What is needed: State how many lines of the entries hold the string "JSON". Reply with the number alone.

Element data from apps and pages
== Segment start ==
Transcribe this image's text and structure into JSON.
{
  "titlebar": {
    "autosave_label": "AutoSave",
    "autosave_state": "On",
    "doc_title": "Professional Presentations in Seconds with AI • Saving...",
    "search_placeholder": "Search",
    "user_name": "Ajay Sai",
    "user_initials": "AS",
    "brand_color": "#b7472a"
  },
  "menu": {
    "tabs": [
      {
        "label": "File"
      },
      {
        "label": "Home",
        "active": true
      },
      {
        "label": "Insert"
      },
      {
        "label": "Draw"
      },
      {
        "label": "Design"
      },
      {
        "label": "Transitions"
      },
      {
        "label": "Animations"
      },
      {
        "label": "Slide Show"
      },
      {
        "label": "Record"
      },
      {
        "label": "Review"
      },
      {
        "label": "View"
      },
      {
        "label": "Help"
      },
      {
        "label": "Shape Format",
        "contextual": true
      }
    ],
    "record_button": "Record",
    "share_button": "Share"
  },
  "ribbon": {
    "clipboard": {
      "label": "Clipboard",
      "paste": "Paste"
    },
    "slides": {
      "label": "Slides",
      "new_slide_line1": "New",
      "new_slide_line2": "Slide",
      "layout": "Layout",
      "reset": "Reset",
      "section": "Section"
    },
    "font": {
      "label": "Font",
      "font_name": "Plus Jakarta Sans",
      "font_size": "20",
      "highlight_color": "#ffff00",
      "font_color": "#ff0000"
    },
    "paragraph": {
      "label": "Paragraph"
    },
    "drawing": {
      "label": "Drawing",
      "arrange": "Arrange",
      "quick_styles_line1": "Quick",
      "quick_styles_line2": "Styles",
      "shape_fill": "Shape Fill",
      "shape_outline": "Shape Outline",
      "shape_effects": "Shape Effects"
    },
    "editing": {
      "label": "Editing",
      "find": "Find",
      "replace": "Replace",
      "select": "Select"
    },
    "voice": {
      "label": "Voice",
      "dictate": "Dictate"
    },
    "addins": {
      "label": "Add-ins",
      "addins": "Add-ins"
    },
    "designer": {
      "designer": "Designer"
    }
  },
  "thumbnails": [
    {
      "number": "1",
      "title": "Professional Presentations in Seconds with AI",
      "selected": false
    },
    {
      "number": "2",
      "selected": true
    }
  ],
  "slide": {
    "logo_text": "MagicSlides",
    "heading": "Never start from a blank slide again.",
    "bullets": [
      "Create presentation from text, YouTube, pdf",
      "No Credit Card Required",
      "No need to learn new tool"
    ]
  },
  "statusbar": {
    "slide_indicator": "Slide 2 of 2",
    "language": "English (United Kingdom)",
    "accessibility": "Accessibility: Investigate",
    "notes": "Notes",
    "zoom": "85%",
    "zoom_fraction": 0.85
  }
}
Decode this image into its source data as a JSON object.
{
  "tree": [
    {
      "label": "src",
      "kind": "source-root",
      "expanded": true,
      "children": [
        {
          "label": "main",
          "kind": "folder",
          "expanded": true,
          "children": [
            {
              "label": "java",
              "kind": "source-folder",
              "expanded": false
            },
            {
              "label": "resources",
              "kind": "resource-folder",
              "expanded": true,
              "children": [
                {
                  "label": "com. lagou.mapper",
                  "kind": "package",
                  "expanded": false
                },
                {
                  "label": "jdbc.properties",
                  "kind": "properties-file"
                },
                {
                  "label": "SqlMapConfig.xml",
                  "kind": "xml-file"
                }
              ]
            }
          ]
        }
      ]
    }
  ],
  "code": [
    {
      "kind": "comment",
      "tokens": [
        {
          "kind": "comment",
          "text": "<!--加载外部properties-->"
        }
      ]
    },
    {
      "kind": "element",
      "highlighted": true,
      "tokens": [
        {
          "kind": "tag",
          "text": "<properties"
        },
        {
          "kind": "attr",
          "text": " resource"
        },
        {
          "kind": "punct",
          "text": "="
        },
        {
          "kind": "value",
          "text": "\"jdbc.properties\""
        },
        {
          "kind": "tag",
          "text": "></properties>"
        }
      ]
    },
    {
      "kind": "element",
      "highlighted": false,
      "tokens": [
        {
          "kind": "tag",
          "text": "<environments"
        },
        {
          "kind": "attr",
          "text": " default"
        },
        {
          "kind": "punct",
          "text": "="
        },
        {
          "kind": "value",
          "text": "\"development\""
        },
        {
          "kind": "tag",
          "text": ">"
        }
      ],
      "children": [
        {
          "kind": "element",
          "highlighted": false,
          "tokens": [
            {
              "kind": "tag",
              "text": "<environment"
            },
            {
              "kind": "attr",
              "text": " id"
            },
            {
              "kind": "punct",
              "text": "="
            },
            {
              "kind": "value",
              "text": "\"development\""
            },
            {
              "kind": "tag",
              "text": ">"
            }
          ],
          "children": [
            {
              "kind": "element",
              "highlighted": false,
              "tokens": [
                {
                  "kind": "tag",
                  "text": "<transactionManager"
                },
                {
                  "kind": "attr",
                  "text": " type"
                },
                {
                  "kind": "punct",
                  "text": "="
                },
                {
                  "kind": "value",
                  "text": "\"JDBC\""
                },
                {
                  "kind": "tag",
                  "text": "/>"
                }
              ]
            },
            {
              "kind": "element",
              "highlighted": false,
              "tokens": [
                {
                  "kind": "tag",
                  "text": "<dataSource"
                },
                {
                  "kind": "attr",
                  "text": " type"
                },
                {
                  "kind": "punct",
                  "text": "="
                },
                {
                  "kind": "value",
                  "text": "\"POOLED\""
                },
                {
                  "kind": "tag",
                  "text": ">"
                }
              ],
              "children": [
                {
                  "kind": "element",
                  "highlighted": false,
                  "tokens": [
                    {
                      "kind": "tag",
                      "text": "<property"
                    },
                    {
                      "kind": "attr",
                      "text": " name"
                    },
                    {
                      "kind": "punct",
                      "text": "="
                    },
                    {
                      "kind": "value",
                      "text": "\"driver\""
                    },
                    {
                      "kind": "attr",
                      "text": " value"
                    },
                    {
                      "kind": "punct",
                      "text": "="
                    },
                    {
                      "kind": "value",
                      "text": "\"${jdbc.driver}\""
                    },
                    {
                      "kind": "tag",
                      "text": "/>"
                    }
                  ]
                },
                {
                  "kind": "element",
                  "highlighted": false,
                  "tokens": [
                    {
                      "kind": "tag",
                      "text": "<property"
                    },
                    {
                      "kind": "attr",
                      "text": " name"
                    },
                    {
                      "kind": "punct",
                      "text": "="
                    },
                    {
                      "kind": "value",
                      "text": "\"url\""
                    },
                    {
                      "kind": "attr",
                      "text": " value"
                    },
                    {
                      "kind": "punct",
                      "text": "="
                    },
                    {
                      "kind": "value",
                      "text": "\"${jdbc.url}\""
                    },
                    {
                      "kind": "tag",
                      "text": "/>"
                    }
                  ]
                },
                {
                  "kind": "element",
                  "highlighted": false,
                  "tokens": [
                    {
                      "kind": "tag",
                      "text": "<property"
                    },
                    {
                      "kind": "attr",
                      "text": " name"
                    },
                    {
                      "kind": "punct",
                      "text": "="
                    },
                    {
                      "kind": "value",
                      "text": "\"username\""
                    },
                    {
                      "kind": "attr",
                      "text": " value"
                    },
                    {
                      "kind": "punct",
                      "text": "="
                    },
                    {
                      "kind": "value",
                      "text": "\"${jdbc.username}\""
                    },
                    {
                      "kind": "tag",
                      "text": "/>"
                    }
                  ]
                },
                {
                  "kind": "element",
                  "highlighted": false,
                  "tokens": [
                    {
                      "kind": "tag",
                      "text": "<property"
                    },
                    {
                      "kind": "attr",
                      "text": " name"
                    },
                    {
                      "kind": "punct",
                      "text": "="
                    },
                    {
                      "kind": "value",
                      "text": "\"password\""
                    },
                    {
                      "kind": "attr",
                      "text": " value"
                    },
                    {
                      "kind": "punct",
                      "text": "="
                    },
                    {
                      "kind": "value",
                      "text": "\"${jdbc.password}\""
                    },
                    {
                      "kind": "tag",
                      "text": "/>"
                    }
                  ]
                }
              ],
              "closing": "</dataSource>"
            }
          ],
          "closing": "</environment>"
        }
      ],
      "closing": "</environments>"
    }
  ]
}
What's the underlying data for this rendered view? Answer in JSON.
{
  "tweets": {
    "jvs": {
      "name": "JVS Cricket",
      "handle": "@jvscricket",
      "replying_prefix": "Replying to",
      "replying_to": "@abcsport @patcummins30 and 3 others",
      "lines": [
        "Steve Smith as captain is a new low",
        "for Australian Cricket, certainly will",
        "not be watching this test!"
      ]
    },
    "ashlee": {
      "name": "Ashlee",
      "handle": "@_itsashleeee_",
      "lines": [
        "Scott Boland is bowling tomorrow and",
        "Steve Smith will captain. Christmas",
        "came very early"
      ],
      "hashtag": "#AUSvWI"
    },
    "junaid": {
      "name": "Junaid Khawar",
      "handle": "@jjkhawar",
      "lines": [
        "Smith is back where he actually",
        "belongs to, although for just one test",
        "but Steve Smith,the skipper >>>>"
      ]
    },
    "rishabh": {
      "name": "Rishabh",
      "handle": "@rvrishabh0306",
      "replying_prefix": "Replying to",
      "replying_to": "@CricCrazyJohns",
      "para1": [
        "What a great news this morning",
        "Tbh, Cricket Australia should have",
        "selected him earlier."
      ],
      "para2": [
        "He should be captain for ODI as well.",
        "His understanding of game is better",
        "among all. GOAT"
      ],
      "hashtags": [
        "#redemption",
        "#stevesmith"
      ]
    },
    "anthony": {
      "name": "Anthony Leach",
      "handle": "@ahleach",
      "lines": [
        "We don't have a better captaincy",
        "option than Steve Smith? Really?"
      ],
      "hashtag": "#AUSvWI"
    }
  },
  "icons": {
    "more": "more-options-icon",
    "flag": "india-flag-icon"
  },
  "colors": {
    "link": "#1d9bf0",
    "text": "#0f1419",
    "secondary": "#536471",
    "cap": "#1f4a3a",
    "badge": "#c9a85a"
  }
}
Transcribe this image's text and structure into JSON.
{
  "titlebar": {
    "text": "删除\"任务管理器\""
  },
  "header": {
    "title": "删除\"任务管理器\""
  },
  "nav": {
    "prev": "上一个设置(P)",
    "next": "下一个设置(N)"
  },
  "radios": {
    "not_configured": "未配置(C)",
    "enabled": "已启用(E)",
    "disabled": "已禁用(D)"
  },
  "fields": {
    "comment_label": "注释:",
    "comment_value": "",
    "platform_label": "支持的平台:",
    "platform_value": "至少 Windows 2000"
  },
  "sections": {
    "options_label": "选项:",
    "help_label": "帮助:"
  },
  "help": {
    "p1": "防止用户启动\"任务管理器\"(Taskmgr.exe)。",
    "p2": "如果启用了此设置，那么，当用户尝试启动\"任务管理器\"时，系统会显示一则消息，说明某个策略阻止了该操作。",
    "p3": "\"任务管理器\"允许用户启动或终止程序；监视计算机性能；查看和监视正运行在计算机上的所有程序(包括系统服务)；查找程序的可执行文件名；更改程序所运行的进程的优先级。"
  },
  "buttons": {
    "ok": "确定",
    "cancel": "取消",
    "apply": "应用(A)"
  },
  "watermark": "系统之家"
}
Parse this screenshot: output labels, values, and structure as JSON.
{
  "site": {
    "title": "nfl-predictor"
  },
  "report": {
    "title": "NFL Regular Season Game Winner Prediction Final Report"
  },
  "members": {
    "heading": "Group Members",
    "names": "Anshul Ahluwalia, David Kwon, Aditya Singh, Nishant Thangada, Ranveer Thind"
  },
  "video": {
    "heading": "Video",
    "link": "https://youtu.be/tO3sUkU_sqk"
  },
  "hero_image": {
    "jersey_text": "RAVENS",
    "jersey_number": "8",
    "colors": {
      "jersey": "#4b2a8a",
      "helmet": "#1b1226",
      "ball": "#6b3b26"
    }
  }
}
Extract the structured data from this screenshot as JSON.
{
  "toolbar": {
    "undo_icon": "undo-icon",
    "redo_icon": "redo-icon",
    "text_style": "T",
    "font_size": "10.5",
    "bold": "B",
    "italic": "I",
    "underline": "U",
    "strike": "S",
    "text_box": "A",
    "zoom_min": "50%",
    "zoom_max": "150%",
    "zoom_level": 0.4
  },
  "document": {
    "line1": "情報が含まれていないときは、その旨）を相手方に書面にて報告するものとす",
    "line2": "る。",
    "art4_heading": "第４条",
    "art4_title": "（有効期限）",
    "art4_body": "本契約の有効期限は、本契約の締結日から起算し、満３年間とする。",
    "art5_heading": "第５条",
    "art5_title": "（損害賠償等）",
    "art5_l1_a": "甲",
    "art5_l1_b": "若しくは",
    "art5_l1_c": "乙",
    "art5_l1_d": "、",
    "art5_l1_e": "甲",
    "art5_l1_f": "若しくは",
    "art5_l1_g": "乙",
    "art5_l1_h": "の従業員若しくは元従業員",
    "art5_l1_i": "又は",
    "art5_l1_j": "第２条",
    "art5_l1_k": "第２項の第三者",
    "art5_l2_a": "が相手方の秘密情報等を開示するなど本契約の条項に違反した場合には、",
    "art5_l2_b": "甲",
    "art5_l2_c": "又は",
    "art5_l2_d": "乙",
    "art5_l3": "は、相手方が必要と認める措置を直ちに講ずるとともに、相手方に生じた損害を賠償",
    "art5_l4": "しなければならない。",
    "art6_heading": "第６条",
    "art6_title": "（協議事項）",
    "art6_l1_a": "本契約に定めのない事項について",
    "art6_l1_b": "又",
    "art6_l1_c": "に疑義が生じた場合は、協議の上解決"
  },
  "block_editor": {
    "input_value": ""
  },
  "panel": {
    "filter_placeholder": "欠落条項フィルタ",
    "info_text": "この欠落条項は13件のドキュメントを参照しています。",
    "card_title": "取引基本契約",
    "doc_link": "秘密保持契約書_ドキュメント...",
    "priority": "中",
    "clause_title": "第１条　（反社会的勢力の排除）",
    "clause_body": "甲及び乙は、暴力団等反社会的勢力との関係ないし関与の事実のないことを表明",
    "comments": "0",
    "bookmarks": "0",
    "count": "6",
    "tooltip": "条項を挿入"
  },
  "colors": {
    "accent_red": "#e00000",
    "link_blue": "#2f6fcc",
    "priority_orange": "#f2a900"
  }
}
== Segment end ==
Answer to this exercise: 6